> **What the exercise asks**: Please reproduce the data exactly and omit the pictures.

> **Task input**:

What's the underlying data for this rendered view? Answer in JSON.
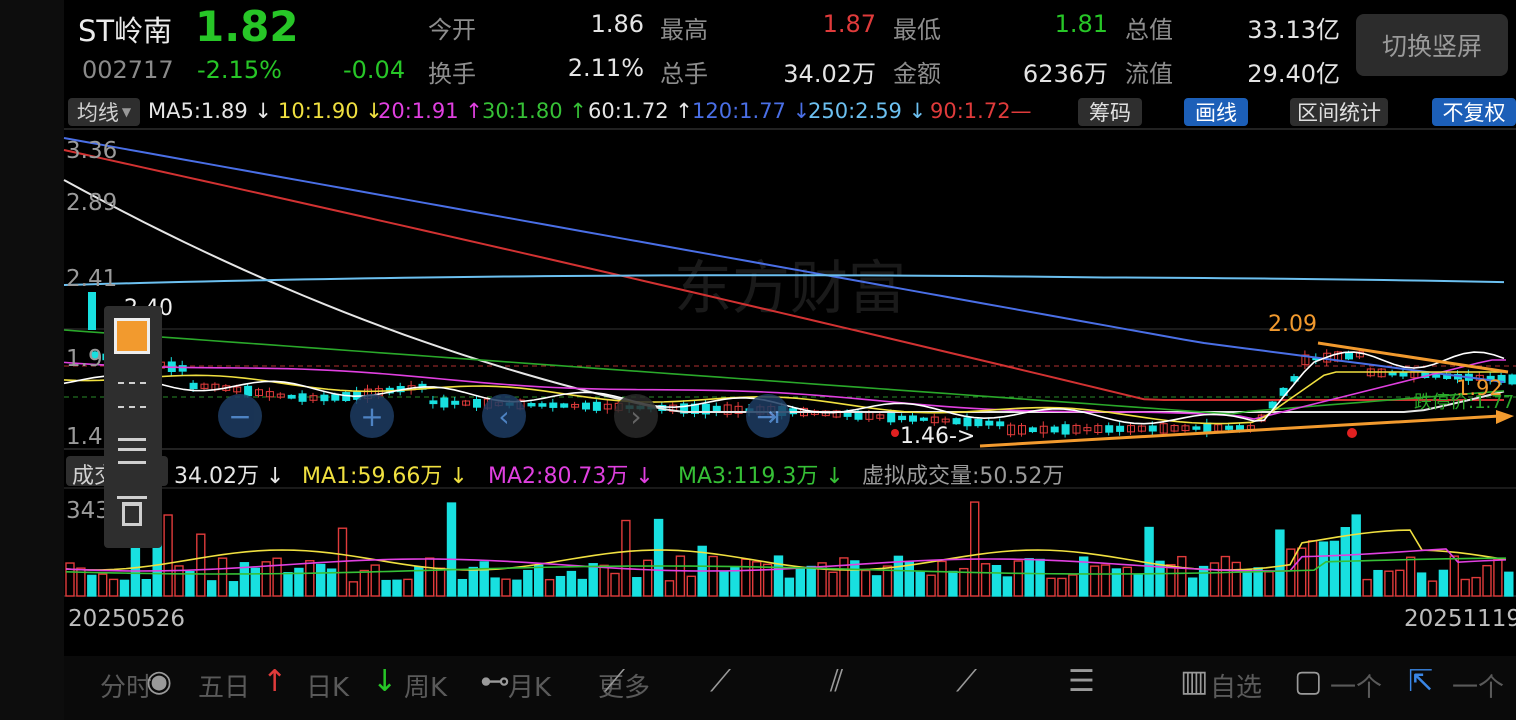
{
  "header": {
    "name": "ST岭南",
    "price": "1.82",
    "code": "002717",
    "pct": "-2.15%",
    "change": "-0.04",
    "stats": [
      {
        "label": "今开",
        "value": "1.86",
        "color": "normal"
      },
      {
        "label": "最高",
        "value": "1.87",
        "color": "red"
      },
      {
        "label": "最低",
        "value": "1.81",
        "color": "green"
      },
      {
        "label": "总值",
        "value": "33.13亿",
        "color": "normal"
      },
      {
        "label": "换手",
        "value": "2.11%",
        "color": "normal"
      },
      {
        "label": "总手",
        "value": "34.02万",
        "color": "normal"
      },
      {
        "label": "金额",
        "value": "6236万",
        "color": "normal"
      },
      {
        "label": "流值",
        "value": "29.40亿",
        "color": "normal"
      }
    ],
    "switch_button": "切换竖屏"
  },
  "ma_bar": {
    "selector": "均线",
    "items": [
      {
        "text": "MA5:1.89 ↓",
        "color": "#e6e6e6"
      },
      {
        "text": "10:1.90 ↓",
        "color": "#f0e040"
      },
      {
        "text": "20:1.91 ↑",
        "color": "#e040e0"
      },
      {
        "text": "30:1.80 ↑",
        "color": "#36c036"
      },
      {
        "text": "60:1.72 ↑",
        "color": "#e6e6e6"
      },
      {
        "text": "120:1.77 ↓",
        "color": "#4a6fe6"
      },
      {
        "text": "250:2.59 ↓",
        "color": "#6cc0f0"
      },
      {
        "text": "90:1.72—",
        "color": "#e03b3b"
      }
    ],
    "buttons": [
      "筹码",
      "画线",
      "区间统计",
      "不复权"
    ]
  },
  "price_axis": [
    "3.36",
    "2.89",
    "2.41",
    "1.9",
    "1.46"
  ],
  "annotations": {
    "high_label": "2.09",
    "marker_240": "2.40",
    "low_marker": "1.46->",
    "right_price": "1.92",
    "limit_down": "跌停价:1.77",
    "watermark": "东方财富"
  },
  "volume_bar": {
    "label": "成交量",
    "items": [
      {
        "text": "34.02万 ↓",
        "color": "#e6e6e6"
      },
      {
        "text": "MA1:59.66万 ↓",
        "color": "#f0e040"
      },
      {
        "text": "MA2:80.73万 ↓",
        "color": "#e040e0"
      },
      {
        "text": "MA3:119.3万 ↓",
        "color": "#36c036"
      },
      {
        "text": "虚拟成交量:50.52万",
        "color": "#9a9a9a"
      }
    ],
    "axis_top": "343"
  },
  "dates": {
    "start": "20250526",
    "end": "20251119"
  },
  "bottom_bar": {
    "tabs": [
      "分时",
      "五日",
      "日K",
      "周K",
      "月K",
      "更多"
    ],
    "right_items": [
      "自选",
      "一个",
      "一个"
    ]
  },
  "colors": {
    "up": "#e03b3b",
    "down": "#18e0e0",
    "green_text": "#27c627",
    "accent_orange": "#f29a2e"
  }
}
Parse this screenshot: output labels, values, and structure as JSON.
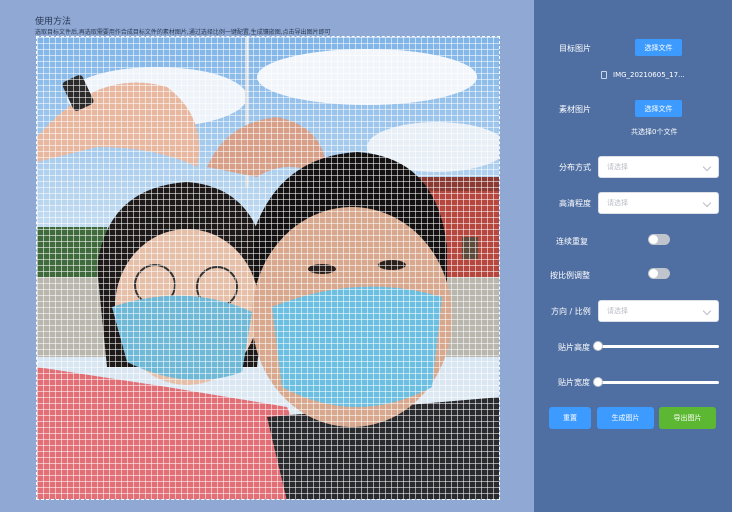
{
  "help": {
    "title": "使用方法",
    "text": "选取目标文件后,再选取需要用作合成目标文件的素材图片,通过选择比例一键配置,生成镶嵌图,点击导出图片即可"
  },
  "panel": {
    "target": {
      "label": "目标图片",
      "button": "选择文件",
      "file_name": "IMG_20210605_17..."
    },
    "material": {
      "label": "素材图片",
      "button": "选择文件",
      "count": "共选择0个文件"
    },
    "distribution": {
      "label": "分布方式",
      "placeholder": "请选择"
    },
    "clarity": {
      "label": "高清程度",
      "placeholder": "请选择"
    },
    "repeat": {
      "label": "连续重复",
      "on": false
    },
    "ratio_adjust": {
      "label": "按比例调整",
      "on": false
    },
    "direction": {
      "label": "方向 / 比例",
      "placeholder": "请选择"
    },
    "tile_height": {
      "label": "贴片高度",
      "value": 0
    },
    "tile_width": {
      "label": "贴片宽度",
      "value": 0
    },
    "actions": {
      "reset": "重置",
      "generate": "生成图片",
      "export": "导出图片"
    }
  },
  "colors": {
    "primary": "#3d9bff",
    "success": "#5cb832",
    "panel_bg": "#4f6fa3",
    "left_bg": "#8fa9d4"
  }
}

> **Output below**:
What's the underlying data for this rendered view? Answer in JSON.
{
  "header": {
    "name": "ST岭南",
    "price": "1.82",
    "code": "002717",
    "pct": "-2.15%",
    "change": "-0.04",
    "stats": [
      {
        "label": "今开",
        "value": "1.86",
        "color": "normal"
      },
      {
        "label": "最高",
        "value": "1.87",
        "color": "red"
      },
      {
        "label": "最低",
        "value": "1.81",
        "color": "green"
      },
      {
        "label": "总值",
        "value": "33.13亿",
        "color": "normal"
      },
      {
        "label": "换手",
        "value": "2.11%",
        "color": "normal"
      },
      {
        "label": "总手",
        "value": "34.02万",
        "color": "normal"
      },
      {
        "label": "金额",
        "value": "6236万",
        "color": "normal"
      },
      {
        "label": "流值",
        "value": "29.40亿",
        "color": "normal"
      }
    ],
    "switch_button": "切换竖屏"
  },
  "ma_bar": {
    "selector": "均线",
    "items": [
      {
        "text": "MA5:1.89 ↓",
        "color": "#e6e6e6"
      },
      {
        "text": "10:1.90 ↓",
        "color": "#f0e040"
      },
      {
        "text": "20:1.91 ↑",
        "color": "#e040e0"
      },
      {
        "text": "30:1.80 ↑",
        "color": "#36c036"
      },
      {
        "text": "60:1.72 ↑",
        "color": "#e6e6e6"
      },
      {
        "text": "120:1.77 ↓",
        "color": "#4a6fe6"
      },
      {
        "text": "250:2.59 ↓",
        "color": "#6cc0f0"
      },
      {
        "text": "90:1.72—",
        "color": "#e03b3b"
      }
    ],
    "buttons": [
      "筹码",
      "画线",
      "区间统计",
      "不复权"
    ]
  },
  "price_axis": [
    "3.36",
    "2.89",
    "2.41",
    "1.9",
    "1.46"
  ],
  "annotations": {
    "high_label": "2.09",
    "marker_240": "2.40",
    "low_marker": "1.46->",
    "right_price": "1.92",
    "limit_down": "跌停价:1.77",
    "watermark": "东方财富"
  },
  "volume_bar": {
    "label": "成交量",
    "items": [
      {
        "text": "34.02万 ↓",
        "color": "#e6e6e6"
      },
      {
        "text": "MA1:59.66万 ↓",
        "color": "#f0e040"
      },
      {
        "text": "MA2:80.73万 ↓",
        "color": "#e040e0"
      },
      {
        "text": "MA3:119.3万 ↓",
        "color": "#36c036"
      },
      {
        "text": "虚拟成交量:50.52万",
        "color": "#9a9a9a"
      }
    ],
    "axis_top": "343"
  },
  "dates": {
    "start": "20250526",
    "end": "20251119"
  },
  "bottom_bar": {
    "tabs": [
      "分时",
      "五日",
      "日K",
      "周K",
      "月K",
      "更多"
    ],
    "right_items": [
      "自选",
      "一个",
      "一个"
    ]
  },
  "colors": {
    "up": "#e03b3b",
    "down": "#18e0e0",
    "green_text": "#27c627",
    "accent_orange": "#f29a2e"
  }
}
Parse this screenshot: output labels, values, and structure as JSON.
{
  "help": {
    "title": "使用方法",
    "text": "选取目标文件后,再选取需要用作合成目标文件的素材图片,通过选择比例一键配置,生成镶嵌图,点击导出图片即可"
  },
  "panel": {
    "target": {
      "label": "目标图片",
      "button": "选择文件",
      "file_name": "IMG_20210605_17..."
    },
    "material": {
      "label": "素材图片",
      "button": "选择文件",
      "count": "共选择0个文件"
    },
    "distribution": {
      "label": "分布方式",
      "placeholder": "请选择"
    },
    "clarity": {
      "label": "高清程度",
      "placeholder": "请选择"
    },
    "repeat": {
      "label": "连续重复",
      "on": false
    },
    "ratio_adjust": {
      "label": "按比例调整",
      "on": false
    },
    "direction": {
      "label": "方向 / 比例",
      "placeholder": "请选择"
    },
    "tile_height": {
      "label": "贴片高度",
      "value": 0
    },
    "tile_width": {
      "label": "贴片宽度",
      "value": 0
    },
    "actions": {
      "reset": "重置",
      "generate": "生成图片",
      "export": "导出图片"
    }
  },
  "colors": {
    "primary": "#3d9bff",
    "success": "#5cb832",
    "panel_bg": "#4f6fa3",
    "left_bg": "#8fa9d4"
  }
}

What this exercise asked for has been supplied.